### Task prompt
Give the number of lines containing "二星组选" in this listing, with no other words.

-*-*-

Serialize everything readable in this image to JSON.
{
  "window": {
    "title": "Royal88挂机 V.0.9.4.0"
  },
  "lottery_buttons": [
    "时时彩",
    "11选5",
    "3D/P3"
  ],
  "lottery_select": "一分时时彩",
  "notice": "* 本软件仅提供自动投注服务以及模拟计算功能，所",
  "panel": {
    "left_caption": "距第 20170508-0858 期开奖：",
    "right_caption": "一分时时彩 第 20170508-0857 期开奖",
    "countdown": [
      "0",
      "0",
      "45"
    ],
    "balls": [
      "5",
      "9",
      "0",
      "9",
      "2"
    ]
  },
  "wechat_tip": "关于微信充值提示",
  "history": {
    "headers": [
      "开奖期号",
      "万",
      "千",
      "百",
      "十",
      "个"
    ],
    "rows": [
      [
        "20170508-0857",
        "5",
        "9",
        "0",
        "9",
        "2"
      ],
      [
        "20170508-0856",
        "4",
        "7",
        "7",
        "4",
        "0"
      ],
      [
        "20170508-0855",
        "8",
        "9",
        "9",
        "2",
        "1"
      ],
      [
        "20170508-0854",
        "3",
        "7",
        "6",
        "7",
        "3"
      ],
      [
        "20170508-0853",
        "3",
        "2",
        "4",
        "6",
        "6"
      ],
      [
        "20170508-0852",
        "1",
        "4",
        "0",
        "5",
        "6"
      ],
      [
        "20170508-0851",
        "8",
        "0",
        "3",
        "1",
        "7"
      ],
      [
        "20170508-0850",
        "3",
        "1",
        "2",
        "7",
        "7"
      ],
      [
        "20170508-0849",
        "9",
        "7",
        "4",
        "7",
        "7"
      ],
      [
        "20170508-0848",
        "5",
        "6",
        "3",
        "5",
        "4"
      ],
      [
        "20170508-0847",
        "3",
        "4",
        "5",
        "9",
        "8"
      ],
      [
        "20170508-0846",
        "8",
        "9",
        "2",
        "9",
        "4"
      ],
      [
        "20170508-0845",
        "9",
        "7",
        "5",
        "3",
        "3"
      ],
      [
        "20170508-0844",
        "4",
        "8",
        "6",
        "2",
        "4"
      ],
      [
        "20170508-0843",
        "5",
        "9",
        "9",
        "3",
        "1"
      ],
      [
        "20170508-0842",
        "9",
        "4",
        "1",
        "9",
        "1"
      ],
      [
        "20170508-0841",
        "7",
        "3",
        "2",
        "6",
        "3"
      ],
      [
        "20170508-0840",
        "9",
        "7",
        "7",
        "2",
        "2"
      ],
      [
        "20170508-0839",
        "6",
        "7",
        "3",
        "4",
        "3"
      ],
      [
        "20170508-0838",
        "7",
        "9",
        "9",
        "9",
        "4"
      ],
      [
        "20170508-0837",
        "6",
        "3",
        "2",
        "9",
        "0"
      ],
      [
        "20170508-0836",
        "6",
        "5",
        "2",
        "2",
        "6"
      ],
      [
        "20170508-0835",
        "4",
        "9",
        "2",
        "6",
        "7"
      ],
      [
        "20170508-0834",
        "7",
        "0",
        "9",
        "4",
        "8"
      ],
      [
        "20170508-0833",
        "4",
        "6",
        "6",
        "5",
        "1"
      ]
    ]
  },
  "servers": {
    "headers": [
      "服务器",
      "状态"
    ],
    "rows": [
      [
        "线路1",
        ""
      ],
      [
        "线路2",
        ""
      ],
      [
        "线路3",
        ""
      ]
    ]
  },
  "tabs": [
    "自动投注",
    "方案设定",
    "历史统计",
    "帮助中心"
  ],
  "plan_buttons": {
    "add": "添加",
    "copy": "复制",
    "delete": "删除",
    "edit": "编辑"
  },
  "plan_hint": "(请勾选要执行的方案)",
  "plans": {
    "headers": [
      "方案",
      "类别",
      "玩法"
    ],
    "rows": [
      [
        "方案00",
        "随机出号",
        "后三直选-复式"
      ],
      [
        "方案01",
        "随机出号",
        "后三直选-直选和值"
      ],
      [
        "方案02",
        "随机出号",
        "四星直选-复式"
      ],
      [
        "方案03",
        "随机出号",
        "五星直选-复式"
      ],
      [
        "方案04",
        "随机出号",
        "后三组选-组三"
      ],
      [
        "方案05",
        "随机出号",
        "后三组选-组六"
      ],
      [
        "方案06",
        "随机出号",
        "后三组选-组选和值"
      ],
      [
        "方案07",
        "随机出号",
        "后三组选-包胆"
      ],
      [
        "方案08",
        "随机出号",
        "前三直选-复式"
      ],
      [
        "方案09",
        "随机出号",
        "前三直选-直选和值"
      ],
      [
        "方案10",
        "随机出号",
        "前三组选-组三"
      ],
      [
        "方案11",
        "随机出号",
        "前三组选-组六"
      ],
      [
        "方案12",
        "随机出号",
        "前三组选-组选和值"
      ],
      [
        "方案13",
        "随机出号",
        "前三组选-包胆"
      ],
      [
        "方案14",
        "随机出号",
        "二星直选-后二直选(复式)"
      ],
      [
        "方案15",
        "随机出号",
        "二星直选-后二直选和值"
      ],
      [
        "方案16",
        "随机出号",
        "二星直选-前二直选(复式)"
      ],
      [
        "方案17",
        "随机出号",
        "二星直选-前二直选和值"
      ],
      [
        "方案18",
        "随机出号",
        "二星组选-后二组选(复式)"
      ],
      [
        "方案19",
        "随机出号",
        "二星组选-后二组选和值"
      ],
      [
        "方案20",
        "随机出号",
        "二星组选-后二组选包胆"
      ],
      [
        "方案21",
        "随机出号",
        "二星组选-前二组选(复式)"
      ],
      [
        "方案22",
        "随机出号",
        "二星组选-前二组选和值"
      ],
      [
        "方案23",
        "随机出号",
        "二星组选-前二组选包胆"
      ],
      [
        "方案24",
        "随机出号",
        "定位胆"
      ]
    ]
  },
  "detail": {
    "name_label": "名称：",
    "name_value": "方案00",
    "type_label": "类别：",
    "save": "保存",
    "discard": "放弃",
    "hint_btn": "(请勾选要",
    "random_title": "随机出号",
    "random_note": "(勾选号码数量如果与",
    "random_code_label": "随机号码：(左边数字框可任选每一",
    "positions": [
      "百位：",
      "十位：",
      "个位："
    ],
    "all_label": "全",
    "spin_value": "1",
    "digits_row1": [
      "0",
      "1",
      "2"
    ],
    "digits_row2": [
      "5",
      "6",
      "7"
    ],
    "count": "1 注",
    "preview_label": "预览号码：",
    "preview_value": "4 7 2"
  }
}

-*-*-

### Written solution
6